The issues in the joint examination controversy have become needlessly complicated in the past few weeks by half-baked words and actions in various places of authority on both sides of the Common. Radcliffe's administration is trying to pawn the whole thing off as a question of procedural simplification, and has plowed ahead despite the over-whelming opposition from the student body. Provest Buck has declared it a question to be decided by the undergraduates, and the Student Council has acted on this theory by approving the program for Harvard without so much as an informal student poll.
All this means that Harvard and Radcliffe will find themselves taking exams together before long, despite the fact that the girls oppose the move almost unanimously and the men have never been given a chance to express themselves on the subject. It is unlikely that a Student Council poll would show a very strong opinion one way or the other--the average Harvard man would not be too upset by the mere presence of Radcliffe students rustling among the bluebooks.
But the same is not true of the girls. Not only would joint exams upset them emotionally (they claim), but they would mean a practical end to their honor system, a highly prized privilege at the Annex. Against this, the administration puts the argument that exams with Harvard are no noisier than separate tests where the girls can come and go unwatched. They also claim that joint exams give Radcliffe a chance to ask professors questions.

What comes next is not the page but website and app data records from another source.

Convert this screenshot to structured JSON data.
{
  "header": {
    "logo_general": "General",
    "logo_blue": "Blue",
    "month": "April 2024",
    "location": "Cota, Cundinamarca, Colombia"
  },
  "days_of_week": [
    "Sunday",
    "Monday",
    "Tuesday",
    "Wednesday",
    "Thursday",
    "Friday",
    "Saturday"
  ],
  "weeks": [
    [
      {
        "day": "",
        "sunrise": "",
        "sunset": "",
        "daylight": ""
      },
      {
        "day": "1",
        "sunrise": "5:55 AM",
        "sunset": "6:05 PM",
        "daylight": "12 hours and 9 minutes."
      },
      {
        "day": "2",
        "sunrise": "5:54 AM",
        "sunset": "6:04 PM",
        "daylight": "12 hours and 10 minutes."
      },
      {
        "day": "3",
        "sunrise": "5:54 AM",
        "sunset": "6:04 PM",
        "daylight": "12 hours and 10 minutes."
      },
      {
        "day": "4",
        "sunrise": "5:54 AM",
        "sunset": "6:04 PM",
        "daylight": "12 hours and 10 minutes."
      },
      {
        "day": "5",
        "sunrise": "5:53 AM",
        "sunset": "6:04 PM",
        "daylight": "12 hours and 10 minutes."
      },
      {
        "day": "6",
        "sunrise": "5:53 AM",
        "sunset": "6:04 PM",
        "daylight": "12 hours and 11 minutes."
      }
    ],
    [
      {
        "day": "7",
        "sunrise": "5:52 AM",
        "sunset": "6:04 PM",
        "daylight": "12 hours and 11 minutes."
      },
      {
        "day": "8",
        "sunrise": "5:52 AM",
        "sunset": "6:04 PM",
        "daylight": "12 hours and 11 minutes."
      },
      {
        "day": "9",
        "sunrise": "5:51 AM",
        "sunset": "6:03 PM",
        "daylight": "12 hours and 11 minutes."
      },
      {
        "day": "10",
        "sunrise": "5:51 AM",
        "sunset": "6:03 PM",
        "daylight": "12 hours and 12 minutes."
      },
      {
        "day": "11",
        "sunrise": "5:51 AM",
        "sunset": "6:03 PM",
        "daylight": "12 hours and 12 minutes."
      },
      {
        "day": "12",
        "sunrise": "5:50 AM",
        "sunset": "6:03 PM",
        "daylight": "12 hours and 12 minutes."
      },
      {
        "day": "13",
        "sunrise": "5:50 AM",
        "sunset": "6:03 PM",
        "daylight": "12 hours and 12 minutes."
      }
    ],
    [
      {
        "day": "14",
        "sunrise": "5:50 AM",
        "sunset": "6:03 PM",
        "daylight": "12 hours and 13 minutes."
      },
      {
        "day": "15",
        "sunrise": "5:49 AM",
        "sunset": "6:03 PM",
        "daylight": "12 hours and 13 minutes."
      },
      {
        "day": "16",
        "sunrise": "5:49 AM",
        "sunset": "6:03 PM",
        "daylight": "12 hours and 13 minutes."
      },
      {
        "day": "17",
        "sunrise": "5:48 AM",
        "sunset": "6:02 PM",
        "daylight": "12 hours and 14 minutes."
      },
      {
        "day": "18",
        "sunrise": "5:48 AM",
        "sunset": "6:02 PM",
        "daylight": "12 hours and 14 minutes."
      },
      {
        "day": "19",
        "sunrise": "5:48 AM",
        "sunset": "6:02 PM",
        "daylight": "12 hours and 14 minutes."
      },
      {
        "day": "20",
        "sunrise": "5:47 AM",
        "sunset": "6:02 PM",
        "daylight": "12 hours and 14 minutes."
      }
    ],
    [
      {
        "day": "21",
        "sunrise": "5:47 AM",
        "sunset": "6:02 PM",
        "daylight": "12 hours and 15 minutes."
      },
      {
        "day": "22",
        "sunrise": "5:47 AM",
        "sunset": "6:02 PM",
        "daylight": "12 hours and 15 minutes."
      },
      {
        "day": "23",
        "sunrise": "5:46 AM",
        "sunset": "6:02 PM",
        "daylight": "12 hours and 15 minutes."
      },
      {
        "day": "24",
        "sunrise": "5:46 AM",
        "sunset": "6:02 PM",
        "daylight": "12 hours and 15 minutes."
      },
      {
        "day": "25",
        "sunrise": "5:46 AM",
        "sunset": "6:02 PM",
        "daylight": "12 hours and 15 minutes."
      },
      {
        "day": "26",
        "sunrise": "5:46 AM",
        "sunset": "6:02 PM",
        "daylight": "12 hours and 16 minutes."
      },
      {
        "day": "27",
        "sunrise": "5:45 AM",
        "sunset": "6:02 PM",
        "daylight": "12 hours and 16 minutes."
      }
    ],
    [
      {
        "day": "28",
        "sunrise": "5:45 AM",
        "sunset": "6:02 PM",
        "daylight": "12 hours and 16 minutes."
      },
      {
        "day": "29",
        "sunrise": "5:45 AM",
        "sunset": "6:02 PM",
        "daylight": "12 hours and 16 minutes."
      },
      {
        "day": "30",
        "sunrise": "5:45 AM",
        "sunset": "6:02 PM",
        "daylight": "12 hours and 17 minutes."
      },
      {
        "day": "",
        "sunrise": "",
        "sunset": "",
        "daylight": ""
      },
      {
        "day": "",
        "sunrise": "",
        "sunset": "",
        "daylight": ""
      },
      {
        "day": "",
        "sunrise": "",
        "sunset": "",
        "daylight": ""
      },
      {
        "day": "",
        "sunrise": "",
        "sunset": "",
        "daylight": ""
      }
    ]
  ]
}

It seems unlikely that these reasons alone are enough to lead the Radcliffe Deans to abandon separate exams. If they feel that the honor system in exams is a failure, they should come out and say so. If they merely feel that it would be easier to combine with Harvard, they should take heed of the Radcliffe vote before they make a final decision.